informed some cardholders that they will be charged an annual fee of $30 to $90 unless they spend at least $2,400 per year. Some retail cards are adding a $1 monthly processing fee if you request a printed statement.
5. Fixed-rate cards will shift to variable rates:
In 2009, issuers switched many fixed-rate cards to variable rates, which rise and fall with the prime rate. The prime rate is currently at 3.25%, the lowest level since the 1950s. As the economy recovers, the rate is expected to rise and customers will likely feel the increase. If your card still has afixed rate, expect it to be switched to a variable rate in the next month.
6. Fewer rewards on some, more rewards on others:
Rewards sound generous in advertisements, but the points formula can be complicated and subject to change. Expect issuers to play musical chairs with rewards in 2010.
Issuers will cut costs by reducing rewards for some cardholders, especiallythose who pay off balances each month and aren't subject to annual fees. These curbed rewards could come in the form of smaller payouts for cash-back cards or increased point thresholds for free hotel stays and flights. However, rewards will likely be used as an incentive for cardholders to accept a credit card with an annual fee.
7. More government regulation:
Credit card reform is a hot issue and some Congressmen think the CARD Act didn't go far enough. For example, Congressmay try to force issuers to lower the interchange rate they charge merchants. If this passes, it will reduce an important source of revenue for issuers, and consumers will likely have to pay more to make up the loss.
-- Reported by Bill Hardekopf of LowCards.com.
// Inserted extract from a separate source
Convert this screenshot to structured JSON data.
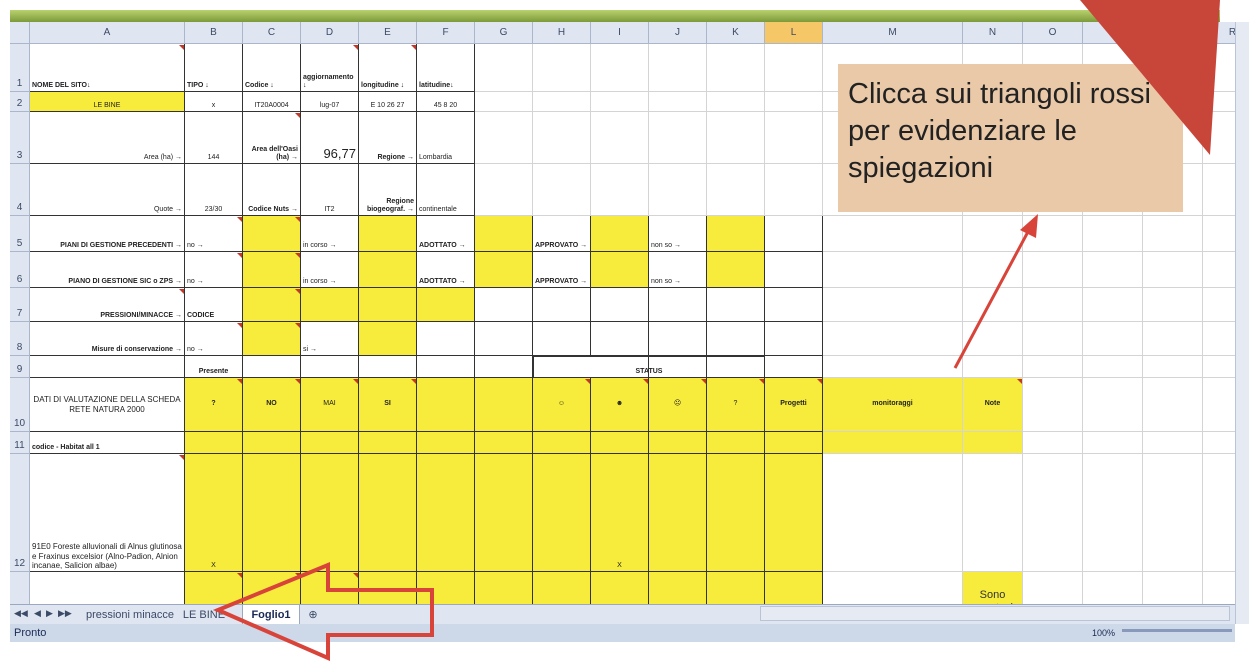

Bill Hardekopf is the chief executive officer of LowCards.com, which compares and rates more than 1,000 credit cards. He is the co-author of "The Credit Card Guidebook."